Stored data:
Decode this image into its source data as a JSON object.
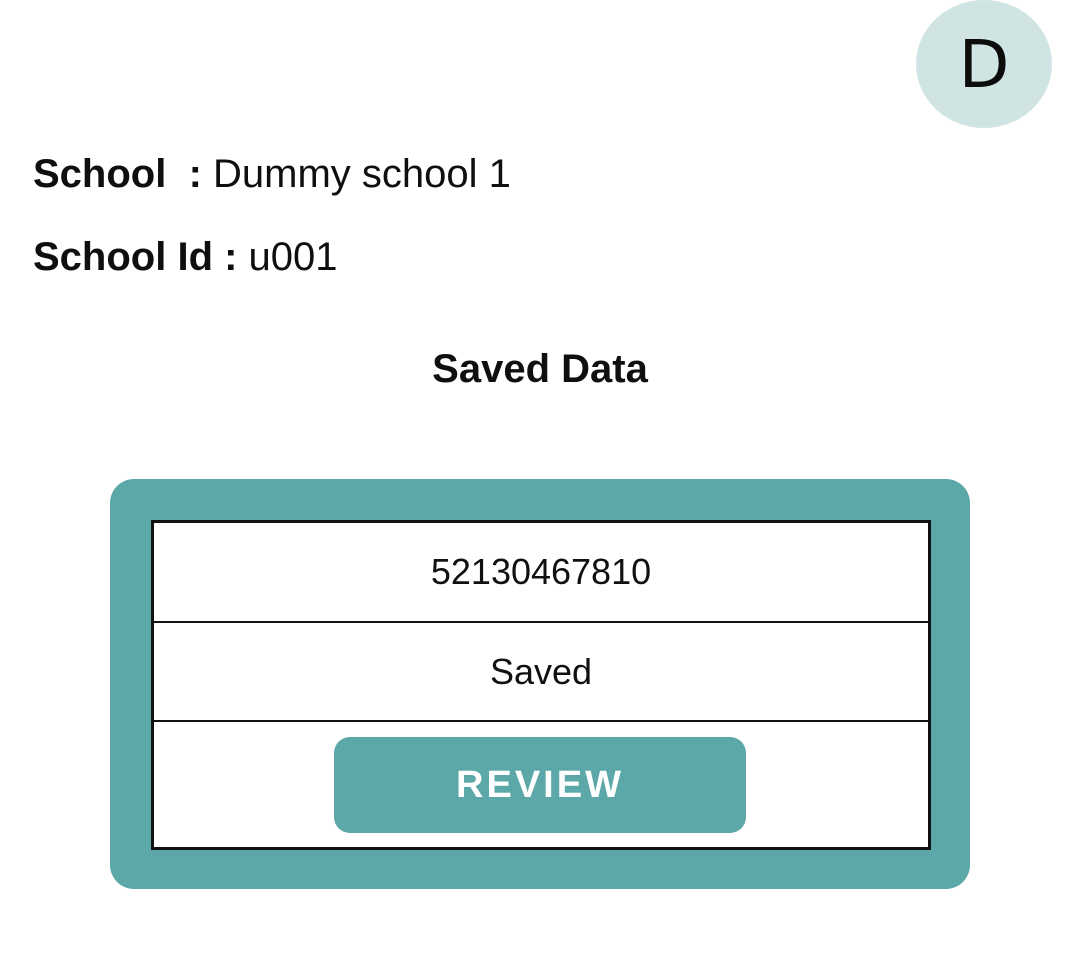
{
  "header": {
    "avatar_initial": "D"
  },
  "school_info": {
    "school_label": "School  :",
    "school_value": " Dummy school 1",
    "school_id_label": "School Id :",
    "school_id_value": " u001"
  },
  "section": {
    "title": "Saved Data"
  },
  "saved_record": {
    "id": "52130467810",
    "status": "Saved",
    "action_label": "REVIEW"
  },
  "colors": {
    "accent": "#5ca8a8",
    "avatar_bg": "#cfe4e3",
    "text": "#111111",
    "background": "#ffffff"
  }
}
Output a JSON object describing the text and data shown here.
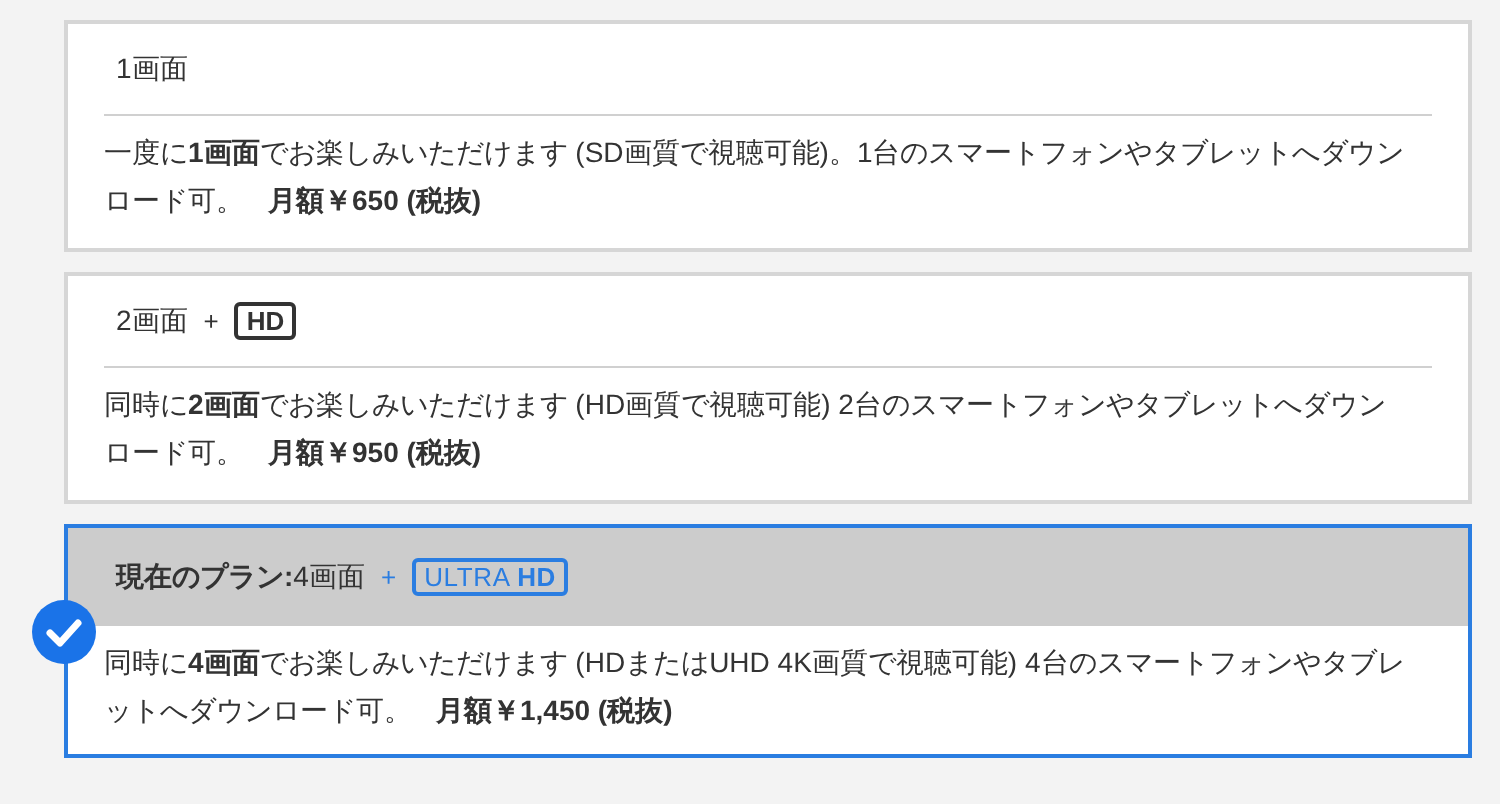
{
  "plans": [
    {
      "selected": false,
      "title": "1画面",
      "description": "一度に**1画面**でお楽しみいただけます (SD画質で視聴可能)。1台のスマートフォンやタブレットへダウンロード可。",
      "price": "月額￥650 (税抜)"
    },
    {
      "selected": false,
      "title": "2画面",
      "plus": "+",
      "badge": {
        "kind": "hd",
        "text": "HD"
      },
      "description": "同時に**2画面**でお楽しみいただけます (HD画質で視聴可能) 2台のスマートフォンやタブレットへダウンロード可。",
      "price": "月額￥950 (税抜)"
    },
    {
      "selected": true,
      "current_label": "現在のプラン:",
      "title": "4画面",
      "plus": "+",
      "badge": {
        "kind": "ultra_hd",
        "text": "ULTRA **HD**"
      },
      "description": "同時に**4画面**でお楽しみいただけます (HDまたはUHD 4K画質で視聴可能) 4台のスマートフォンやタブレットへダウンロード可。",
      "price": "月額￥1,450 (税抜)"
    }
  ]
}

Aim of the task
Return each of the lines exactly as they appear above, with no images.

Answer to the problem
Decode this image into its source data as a JSON object.
{
  "header": {
    "avatar_initial": "D"
  },
  "school_info": {
    "school_label": "School  :",
    "school_value": " Dummy school 1",
    "school_id_label": "School Id :",
    "school_id_value": " u001"
  },
  "section": {
    "title": "Saved Data"
  },
  "saved_record": {
    "id": "52130467810",
    "status": "Saved",
    "action_label": "REVIEW"
  },
  "colors": {
    "accent": "#5ca8a8",
    "avatar_bg": "#cfe4e3",
    "text": "#111111",
    "background": "#ffffff"
  }
}
Output a JSON object describing the text and data shown here.
{
  "plans": [
    {
      "selected": false,
      "title": "1画面",
      "description": "一度に**1画面**でお楽しみいただけます (SD画質で視聴可能)。1台のスマートフォンやタブレットへダウンロード可。",
      "price": "月額￥650 (税抜)"
    },
    {
      "selected": false,
      "title": "2画面",
      "plus": "+",
      "badge": {
        "kind": "hd",
        "text": "HD"
      },
      "description": "同時に**2画面**でお楽しみいただけます (HD画質で視聴可能) 2台のスマートフォンやタブレットへダウンロード可。",
      "price": "月額￥950 (税抜)"
    },
    {
      "selected": true,
      "current_label": "現在のプラン:",
      "title": "4画面",
      "plus": "+",
      "badge": {
        "kind": "ultra_hd",
        "text": "ULTRA **HD**"
      },
      "description": "同時に**4画面**でお楽しみいただけます (HDまたはUHD 4K画質で視聴可能) 4台のスマートフォンやタブレットへダウンロード可。",
      "price": "月額￥1,450 (税抜)"
    }
  ]
}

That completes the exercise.